Tamil Nadu Minister for Culture and Archaeology, Thangam Thenarasu has said that the state government will rope in oceanographers and archaeologists of international repute to conduct deep excavations at Korkai, the ancient port city of the erstwhile Pandyan empire.
This was after recent excavations at the port city unearthed several artefacts that revealed the business ties Korkai had with the Romans, Chinese and the Egyptians.
The archaeology department has already reached out to several oceanographers and archaeologists for a detailed and scientific study of Korkai as it has great significance in the study of the period of the Pandyan empire and the connections it had with other nations.
The artefacts that were unearthed in Korkai included items like drainage pipes, remains of old houses, baked tiles, conch bangles, iron coins, and pots. These excavations prove that Korkai and its surrounding areas had a rich culture, architecture and arts even during 785 BCE.
Thangam Thenarasu who had directly supervised the excavations at Korkai told IANS: “Korkai is believed to be the ancient port city of the Pandyan empire and the excavations conducted till now have unearthed several items which show glimpses of the culture and heritage associated with Korkai town as well as the international business connections it had with Romans, Chinese and Egyptians.”
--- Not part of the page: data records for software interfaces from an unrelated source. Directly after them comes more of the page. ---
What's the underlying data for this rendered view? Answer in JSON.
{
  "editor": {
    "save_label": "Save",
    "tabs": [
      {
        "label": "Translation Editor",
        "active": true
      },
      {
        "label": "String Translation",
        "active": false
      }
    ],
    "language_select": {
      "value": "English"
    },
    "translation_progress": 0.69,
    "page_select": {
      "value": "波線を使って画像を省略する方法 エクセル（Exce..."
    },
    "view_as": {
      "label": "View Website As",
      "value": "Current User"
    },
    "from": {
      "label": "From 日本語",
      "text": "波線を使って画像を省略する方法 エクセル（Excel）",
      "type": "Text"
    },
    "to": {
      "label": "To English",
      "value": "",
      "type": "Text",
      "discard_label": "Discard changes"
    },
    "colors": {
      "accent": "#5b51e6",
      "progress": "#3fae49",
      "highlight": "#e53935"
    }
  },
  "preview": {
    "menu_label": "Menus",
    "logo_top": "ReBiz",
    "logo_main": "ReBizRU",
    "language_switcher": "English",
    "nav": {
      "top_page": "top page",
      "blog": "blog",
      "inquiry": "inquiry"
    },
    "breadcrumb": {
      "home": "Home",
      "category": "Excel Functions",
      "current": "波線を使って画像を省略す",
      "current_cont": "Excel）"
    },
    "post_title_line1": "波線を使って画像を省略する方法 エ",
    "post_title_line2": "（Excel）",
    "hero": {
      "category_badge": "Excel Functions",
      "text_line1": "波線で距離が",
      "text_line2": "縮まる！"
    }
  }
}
He said that the state government will be bringing in oceanographers and archaeologists of repute to determine the exact period of the Pandyans as well as the connection Korkai had with other countries.
The state government is also planning an onsite museum at Korkai to display the artefacts and the heritage materials excavated from the place. Korkai is even mentioned in ancient Sangam literature as well as classical Western literature with Greek mathematician, musician, traveller and astrologer Ptolemy writing about it in Greek literature, stating that it was known as Kolkhai.
The finds of the remains of black and red pottery with old Tamil Brahmi scripts (two to four letters in a line or two) and drawn images of the sun, fish, bow and arrow are estimated to be from the period between the 3rd century BC and 2nd century AD.
Interestingly, satellite imagery from around Korkai has found that the Tamiraparani river has shifted course progressively east and south while earlier it had mixed with the sea at Thoothukudi. Geologists who interpreted the satellite imagery indicated that in the 1st and 2nd century CE, the Tamiraparani river might have flown northeast from Eral and joined the sea at Thoothukudi.
Western writers such as Pliny the Elder (1st century CE), Strabo, and Ptolemy had said that Korkai was well known for pearl fishery. Archaeologists also testify that the main exports from Korkai were pearls, spices, ivory, and shells. The imports included horses, gold, glass, and wine.
R. Padmanabhan, Director of the Socio-Economic Development Foundation, a think tank based out of Madurai, told IANS: “Several archaeologists and writers including in Sangam literature, as well as western classical writers, have stated that Korkai was the port city of the ancient Pandyan empire. The government has already said that it would bring noted oceanographers as well as archaeologists to determine the materials excavated at Korkai. The Tamiraparani river and the culture associated with it have been sung as ballads in Tamil music and written extensively in Tamil literature. The government announcement of an open museum at Korkai is a welcome move.”